The great John L Sullivan was a pal and admirer of the mighty little ring warrior Terry McGovern - but the friendship almost cost him his life.
The retired Boston Strong Boy befriended 'Terrible' Terry as the youngster rampaged through the bantamweight and featherweight divisions in the late 19th and early 20th century.
McGovern battered his way to world titles in both classes, in 1899 and 1900 respectively, and in his pomp was renowned for a hard-hitting, fast and aggressive style which overwhelmed opponents.
It’s easy to see why the no-nonsense heavyweight icon took a shine to the fearless pocket dynamo - particularly as some newspapers described 5ft 3in tall McGovern as a miniature Sullivan.
But the admiration nearly had catastrophic consequences one cold and snowy day in Connecticut when he hired a horse and sleigh and set off to go and visit his young friend at his training camp.
Amid chaotic scenes the horse broke free from the sleigh, heaving Sullivan into the air and then dragging the burly ex-champion at high speed along the road on his belly when he stubbornly refused to relinquish the reins.
The drama only ended when Sullivan hurtled into a snowdrift in front of horrified onlookers who were convinced he must be dead - but the ageing fight veteran somehow survived unscathed.
The incident was revealed by sportswriter Bob Edgren in the New York Evening World newspaper following McGovern’s death in February 1918.
It’s not clear exactly when it happened but it occurred at some point when McGovern was getting into shape at the noted Bond’s Dock training camp on the Housatonic River at Stratford which was run by mustachioed former schooner captain John C Bond.
Edgren said: “Terry McGovern and John L Sullivan were great friends. Sullivan always liked a fighter who had no fear. Lack of fear made McGovern great.
“It was Terry who first told me the story about a visit of John L Sullivan’s to Terry’s training quarters at Captain Bond’s place near Bridgeport.
“The story amused Terry. He laughed and chuckled during the telling.”
According to Edgren, McGovern recalled: “John L. heard I was training at Captain Bond’s and he started out to see me.
“John hired a sleigh at a livery stable and drove down the street. When he’d gone a little way the tugs broke and the horse went out of the shafts, leaving the sleigh behind.
“John had the reins wrapped around his wrists and the horse pulled him over the dashboard and dragged him through the snow.
“Then the horse got scared and ran away. John slid along the snow on his belly until he stuck in a big drift and the horse stopped.
“A lot of guys ran up. They thought John was killed. After they dragged him out and stood him up on his feet and found he wasn’t hurt somebody asked him why he didn’t let go.
“’Let go hell!’, says John, ‘I never let go!’ And he got his horse harnessed and came along to Bond’s.
“He told me about it himself and he told me never to let go either.”

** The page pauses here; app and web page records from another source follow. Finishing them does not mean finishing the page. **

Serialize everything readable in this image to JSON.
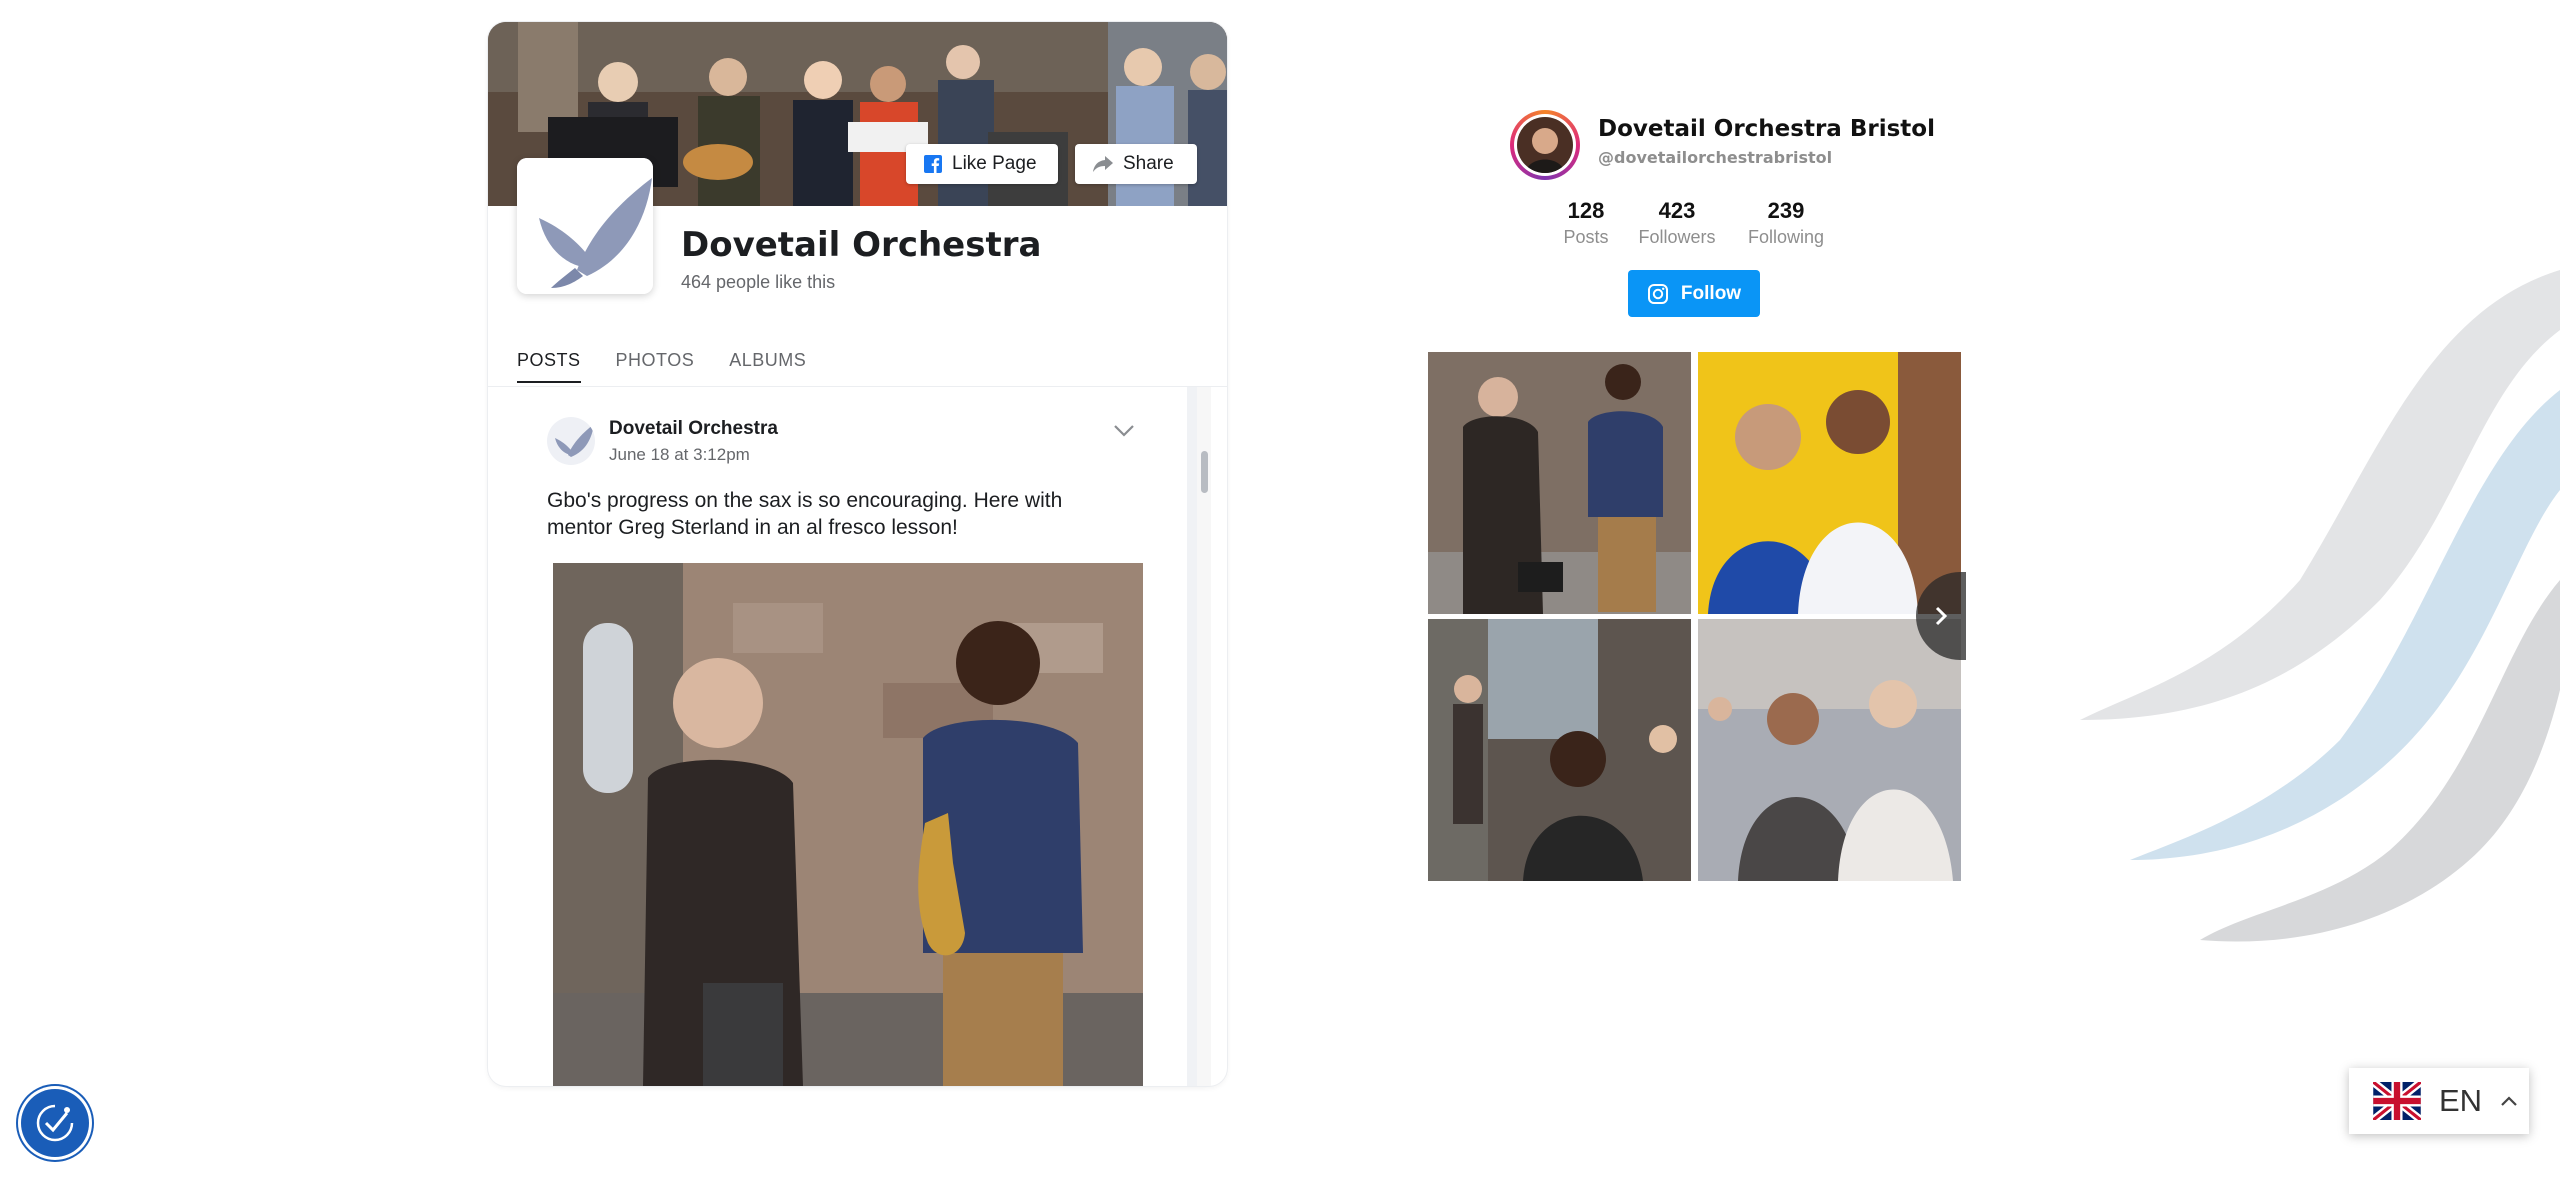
{
  "facebook": {
    "page_name": "Dovetail Orchestra",
    "likes_text": "464 people like this",
    "like_button": "Like Page",
    "share_button": "Share",
    "tabs": [
      "POSTS",
      "PHOTOS",
      "ALBUMS"
    ],
    "active_tab": "POSTS",
    "post": {
      "author": "Dovetail Orchestra",
      "date": "June 18 at 3:12pm",
      "text": "Gbo's progress on the sax is so encouraging. Here with mentor Greg Sterland in an al fresco lesson!"
    },
    "brand_color": "#1877f2"
  },
  "instagram": {
    "name": "Dovetail Orchestra Bristol",
    "handle": "@dovetailorchestrabristol",
    "stats": [
      {
        "value": "128",
        "label": "Posts"
      },
      {
        "value": "423",
        "label": "Followers"
      },
      {
        "value": "239",
        "label": "Following"
      }
    ],
    "follow_button": "Follow",
    "accent_color": "#0a95f6"
  },
  "icons": {
    "like": "facebook-f-icon",
    "share": "share-arrow-icon",
    "chevron": "chevron-down-icon",
    "instagram": "instagram-icon",
    "next": "chevron-right-icon",
    "accessibility": "accessibility-icon",
    "flag": "uk-flag-icon",
    "lang_chevron": "chevron-up-icon"
  },
  "language": {
    "code": "EN"
  }
}
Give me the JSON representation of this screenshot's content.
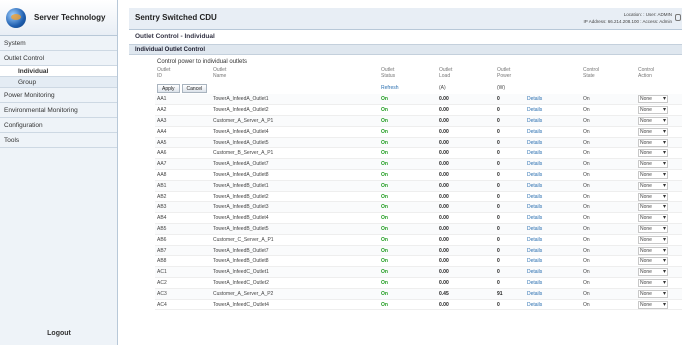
{
  "logo": {
    "text": "Server Technology"
  },
  "sidebar": {
    "items": [
      {
        "label": "System"
      },
      {
        "label": "Outlet Control",
        "children": [
          {
            "label": "Individual",
            "active": true
          },
          {
            "label": "Group"
          }
        ]
      },
      {
        "label": "Power Monitoring"
      },
      {
        "label": "Environmental Monitoring"
      },
      {
        "label": "Configuration"
      },
      {
        "label": "Tools"
      }
    ],
    "logout": "Logout"
  },
  "header": {
    "title": "Sentry Switched CDU",
    "info_line1": "Location:   :   User: ADMIN",
    "info_line2": "IP Address: 66.214.208.100  :  Access: Admin"
  },
  "breadcrumb": "Outlet Control - Individual",
  "section_title": "Individual Outlet Control",
  "subsection_title": "Control power to individual outlets",
  "columns": {
    "id": [
      "Outlet",
      "ID"
    ],
    "name": [
      "Outlet",
      "Name"
    ],
    "status": [
      "Outlet",
      "Status"
    ],
    "load": [
      "Outlet",
      "Load"
    ],
    "power": [
      "Outlet",
      "Power"
    ],
    "state": [
      "Control",
      "State"
    ],
    "action": [
      "Control",
      "Action"
    ]
  },
  "units": {
    "load": "(A)",
    "power": "(W)"
  },
  "buttons": {
    "apply": "Apply",
    "cancel": "Cancel",
    "refresh": "Refresh"
  },
  "details_label": "Details",
  "rows": [
    {
      "id": "AA1",
      "name": "TowerA_InfeedA_Outlet1",
      "status": "On",
      "load": "0.00",
      "power": "0",
      "state": "On",
      "action": "None"
    },
    {
      "id": "AA2",
      "name": "TowerA_InfeedA_Outlet2",
      "status": "On",
      "load": "0.00",
      "power": "0",
      "state": "On",
      "action": "None"
    },
    {
      "id": "AA3",
      "name": "Customer_A_Server_A_P1",
      "status": "On",
      "load": "0.00",
      "power": "0",
      "state": "On",
      "action": "None"
    },
    {
      "id": "AA4",
      "name": "TowerA_InfeedA_Outlet4",
      "status": "On",
      "load": "0.00",
      "power": "0",
      "state": "On",
      "action": "None"
    },
    {
      "id": "AA5",
      "name": "TowerA_InfeedA_Outlet5",
      "status": "On",
      "load": "0.00",
      "power": "0",
      "state": "On",
      "action": "None"
    },
    {
      "id": "AA6",
      "name": "Customer_B_Server_A_P1",
      "status": "On",
      "load": "0.00",
      "power": "0",
      "state": "On",
      "action": "None"
    },
    {
      "id": "AA7",
      "name": "TowerA_InfeedA_Outlet7",
      "status": "On",
      "load": "0.00",
      "power": "0",
      "state": "On",
      "action": "None"
    },
    {
      "id": "AA8",
      "name": "TowerA_InfeedA_Outlet8",
      "status": "On",
      "load": "0.00",
      "power": "0",
      "state": "On",
      "action": "None"
    },
    {
      "id": "AB1",
      "name": "TowerA_InfeedB_Outlet1",
      "status": "On",
      "load": "0.00",
      "power": "0",
      "state": "On",
      "action": "None"
    },
    {
      "id": "AB2",
      "name": "TowerA_InfeedB_Outlet2",
      "status": "On",
      "load": "0.00",
      "power": "0",
      "state": "On",
      "action": "None"
    },
    {
      "id": "AB3",
      "name": "TowerA_InfeedB_Outlet3",
      "status": "On",
      "load": "0.00",
      "power": "0",
      "state": "On",
      "action": "None"
    },
    {
      "id": "AB4",
      "name": "TowerA_InfeedB_Outlet4",
      "status": "On",
      "load": "0.00",
      "power": "0",
      "state": "On",
      "action": "None"
    },
    {
      "id": "AB5",
      "name": "TowerA_InfeedB_Outlet5",
      "status": "On",
      "load": "0.00",
      "power": "0",
      "state": "On",
      "action": "None"
    },
    {
      "id": "AB6",
      "name": "Customer_C_Server_A_P1",
      "status": "On",
      "load": "0.00",
      "power": "0",
      "state": "On",
      "action": "None"
    },
    {
      "id": "AB7",
      "name": "TowerA_InfeedB_Outlet7",
      "status": "On",
      "load": "0.00",
      "power": "0",
      "state": "On",
      "action": "None"
    },
    {
      "id": "AB8",
      "name": "TowerA_InfeedB_Outlet8",
      "status": "On",
      "load": "0.00",
      "power": "0",
      "state": "On",
      "action": "None"
    },
    {
      "id": "AC1",
      "name": "TowerA_InfeedC_Outlet1",
      "status": "On",
      "load": "0.00",
      "power": "0",
      "state": "On",
      "action": "None"
    },
    {
      "id": "AC2",
      "name": "TowerA_InfeedC_Outlet2",
      "status": "On",
      "load": "0.00",
      "power": "0",
      "state": "On",
      "action": "None"
    },
    {
      "id": "AC3",
      "name": "Customer_A_Server_A_P2",
      "status": "On",
      "load": "0.45",
      "power": "91",
      "state": "On",
      "action": "None"
    },
    {
      "id": "AC4",
      "name": "TowerA_InfeedC_Outlet4",
      "status": "On",
      "load": "0.00",
      "power": "0",
      "state": "On",
      "action": "None"
    }
  ],
  "colors": {
    "status_on": "#1a9a1a",
    "link": "#2a6fb0",
    "sidebar_bg": "#eef3f8"
  }
}
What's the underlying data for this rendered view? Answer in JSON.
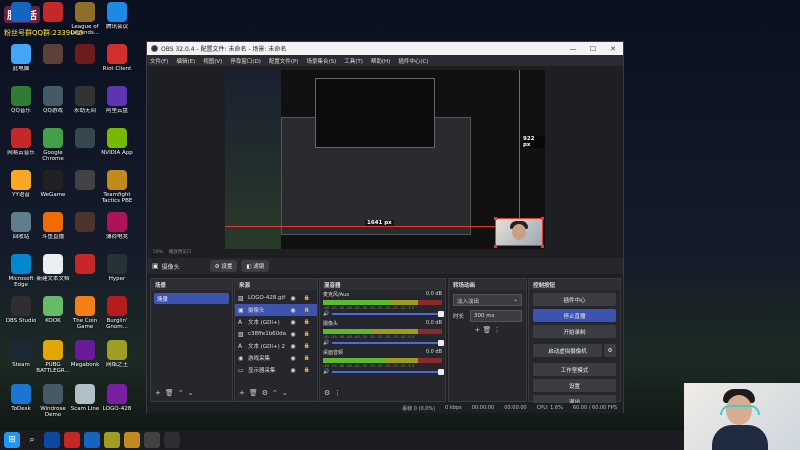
{
  "desktop": {
    "brand_overlay": "服务活",
    "qq_overlay": "粉丝号群QQ群:2339065",
    "icons": [
      {
        "label": "",
        "icon": "app-icon-1",
        "color": "#1565c0"
      },
      {
        "label": "",
        "icon": "app-icon-2",
        "color": "#c62828"
      },
      {
        "label": "League of Legends...",
        "icon": "league-icon",
        "color": "#8d6e2a"
      },
      {
        "label": "腾讯会议",
        "icon": "meeting-icon",
        "color": "#1e88e5"
      },
      {
        "label": "此电脑",
        "icon": "computer-icon",
        "color": "#42a5f5"
      },
      {
        "label": "",
        "icon": "game-icon-1",
        "color": "#5d4037"
      },
      {
        "label": "",
        "icon": "game-icon-2",
        "color": "#6d1b1b"
      },
      {
        "label": "Riot Client",
        "icon": "riot-icon",
        "color": "#d32f2f"
      },
      {
        "label": "QQ音乐",
        "icon": "qqmusic-icon",
        "color": "#2e7d32"
      },
      {
        "label": "QQ游戏",
        "icon": "qqgame-icon",
        "color": "#455a64"
      },
      {
        "label": "永劫无间",
        "icon": "game-icon-3",
        "color": "#333"
      },
      {
        "label": "阿里云盘",
        "icon": "aliyun-icon",
        "color": "#5e35b1"
      },
      {
        "label": "网易云音乐",
        "icon": "netease-icon",
        "color": "#c62828"
      },
      {
        "label": "Google Chrome",
        "icon": "chrome-icon",
        "color": "#43a047"
      },
      {
        "label": "",
        "icon": "game-icon-4",
        "color": "#37474f"
      },
      {
        "label": "NVIDIA App",
        "icon": "nvidia-icon",
        "color": "#76b900"
      },
      {
        "label": "YY语音",
        "icon": "yy-icon",
        "color": "#f9a825"
      },
      {
        "label": "WeGame",
        "icon": "wegame-icon",
        "color": "#212121"
      },
      {
        "label": "",
        "icon": "game-icon-5",
        "color": "#424242"
      },
      {
        "label": "Teamfight Tactics PBE",
        "icon": "tft-icon",
        "color": "#c28a1d"
      },
      {
        "label": "回收站",
        "icon": "recycle-icon",
        "color": "#607d8b"
      },
      {
        "label": "斗鱼直播",
        "icon": "douyu-icon",
        "color": "#ef6c00"
      },
      {
        "label": "",
        "icon": "game-icon-6",
        "color": "#4e342e"
      },
      {
        "label": "薄荷电竞",
        "icon": "mint-icon",
        "color": "#ad1457"
      },
      {
        "label": "Microsoft Edge",
        "icon": "edge-icon",
        "color": "#0288d1"
      },
      {
        "label": "新建文本文档",
        "icon": "text-icon",
        "color": "#eceff1"
      },
      {
        "label": "",
        "icon": "game-icon-7",
        "color": "#c62828"
      },
      {
        "label": "Hyper",
        "icon": "hyper-icon",
        "color": "#263238"
      },
      {
        "label": "OBS Studio",
        "icon": "obs-icon",
        "color": "#302e31"
      },
      {
        "label": "KOOK",
        "icon": "kook-icon",
        "color": "#66bb6a"
      },
      {
        "label": "The Coin Game",
        "icon": "coin-icon",
        "color": "#f57f17"
      },
      {
        "label": "Burglin' Gnom...",
        "icon": "gnome-icon",
        "color": "#b71c1c"
      },
      {
        "label": "Steam",
        "icon": "steam-icon",
        "color": "#1b2838"
      },
      {
        "label": "PUBG BATTLEGR...",
        "icon": "pubg-icon",
        "color": "#e0a800"
      },
      {
        "label": "Megabonk",
        "icon": "megabonk-icon",
        "color": "#6a1b9a"
      },
      {
        "label": "网络之王",
        "icon": "net-icon",
        "color": "#9e9d24"
      },
      {
        "label": "ToDesk",
        "icon": "todesk-icon",
        "color": "#1976d2"
      },
      {
        "label": "Windrose Demo",
        "icon": "windrose-icon",
        "color": "#455a64"
      },
      {
        "label": "Scam Line",
        "icon": "scam-icon",
        "color": "#b0bec5"
      },
      {
        "label": "LOGO-428",
        "icon": "logo-icon",
        "color": "#7b1fa2"
      }
    ]
  },
  "obs": {
    "title": "OBS 32.0.4 - 配置文件: 未命名 - 场景: 未命名",
    "menu": [
      "文件(F)",
      "编辑(E)",
      "视图(V)",
      "停靠窗口(D)",
      "配置文件(P)",
      "场景集合(S)",
      "工具(T)",
      "帮助(H)",
      "插件中心(C)"
    ],
    "measure_v": "922 px",
    "measure_h": "1641 px",
    "sub_left": "59%",
    "sub_mid": "播放预览口",
    "source_bar": {
      "name": "摄像头",
      "settings": "设置",
      "filters": "滤镜"
    },
    "scenes": {
      "title": "场景",
      "items": [
        "场景"
      ]
    },
    "sources": {
      "title": "来源",
      "items": [
        {
          "name": "LOGO-428.gif",
          "icon": "image-icon"
        },
        {
          "name": "摄像头",
          "icon": "camera-icon"
        },
        {
          "name": "文本 (GDI+)",
          "icon": "text-icon"
        },
        {
          "name": "c38ffe1b60da4970",
          "icon": "image-icon"
        },
        {
          "name": "文本 (GDI+) 2",
          "icon": "text-icon"
        },
        {
          "name": "游戏采集",
          "icon": "gamepad-icon"
        },
        {
          "name": "显示器采集",
          "icon": "monitor-icon"
        }
      ]
    },
    "mixer": {
      "title": "混音器",
      "channels": [
        {
          "name": "麦克风/Aux",
          "db": "0.0 dB",
          "level": 0.58
        },
        {
          "name": "摄像头",
          "db": "0.0 dB",
          "level": 0.4
        },
        {
          "name": "桌面音频",
          "db": "0.0 dB",
          "level": 0.52
        }
      ],
      "scale": "-60 -55 -50 -45 -40 -35 -30 -25 -20 -15 -10 -5 0"
    },
    "transitions": {
      "title": "转场动画",
      "type": "淡入淡出",
      "duration_label": "时长",
      "duration_value": "300 ms"
    },
    "controls": {
      "title": "控制按钮",
      "buttons": [
        "插件中心",
        "停止直播",
        "开始录制",
        "启动虚拟摄像机",
        "工作室模式",
        "设置",
        "退出"
      ]
    },
    "status": {
      "dropped": "丢帧 0 (0.0%)",
      "bitrate": "0 kbps",
      "stream_time": "00:00:00",
      "rec_time": "00:00:00",
      "cpu": "CPU: 1.6%",
      "fps": "60.00 / 60.00 FPS"
    }
  },
  "taskbar": {
    "items": [
      {
        "icon": "windows-icon",
        "glyph": "⊞",
        "color": "#2196f3"
      },
      {
        "icon": "search-icon",
        "glyph": "⌕",
        "color": "transparent"
      },
      {
        "icon": "app-icon-a",
        "glyph": "",
        "color": "#0d47a1"
      },
      {
        "icon": "app-icon-b",
        "glyph": "",
        "color": "#c62828"
      },
      {
        "icon": "app-icon-c",
        "glyph": "",
        "color": "#1565c0"
      },
      {
        "icon": "app-icon-d",
        "glyph": "",
        "color": "#9e9d24"
      },
      {
        "icon": "app-icon-e",
        "glyph": "",
        "color": "#c28a1d"
      },
      {
        "icon": "app-icon-f",
        "glyph": "",
        "color": "#424242"
      },
      {
        "icon": "obs-taskbar-icon",
        "glyph": "",
        "color": "#302e31"
      }
    ]
  }
}
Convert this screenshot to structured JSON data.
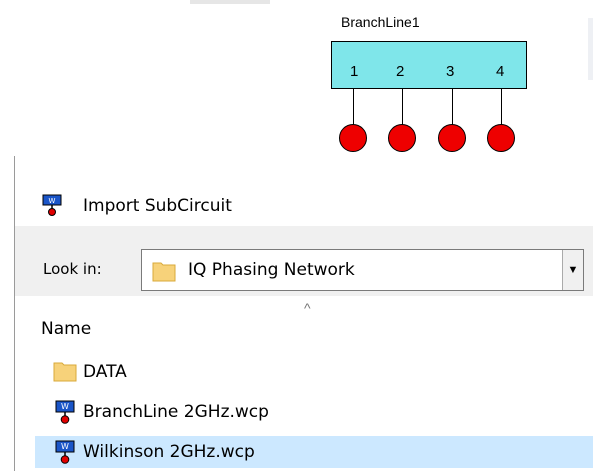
{
  "schematic": {
    "subcircuit_name": "BranchLine1",
    "ports": [
      "1",
      "2",
      "3",
      "4"
    ],
    "box_color": "#7fe6ea",
    "terminal_color": "#ee0000"
  },
  "dialog": {
    "title": "Import SubCircuit",
    "look_in_label": "Look in:",
    "look_in_value": "IQ Phasing Network",
    "column_name": "Name",
    "files": [
      {
        "name": "DATA",
        "icon": "folder-icon",
        "selected": false
      },
      {
        "name": "BranchLine 2GHz.wcp",
        "icon": "wcp-file-icon",
        "selected": false
      },
      {
        "name": "Wilkinson 2GHz.wcp",
        "icon": "wcp-file-icon",
        "selected": true
      }
    ],
    "selection_color": "#cce8ff"
  }
}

Edgren added: “Terry didn’t need the advice - he never ‘let go’ in a fight in his life.”
Sullivan appears to have suffered no long term effects from his experience but it’s interesting to note what one former opponent once said of him.
Renowned old-time middleweight 'Professor' Mike Donovan, who had his nose broken in an exhibition bout with a young, up and coming Sullivan, said: “It wasn’t boxing. It was like being hit by a runaway horse.”
What a cruel irony it would have been if the man whose style of fighting was likened to a runaway horse had met a premature end at the hands of one.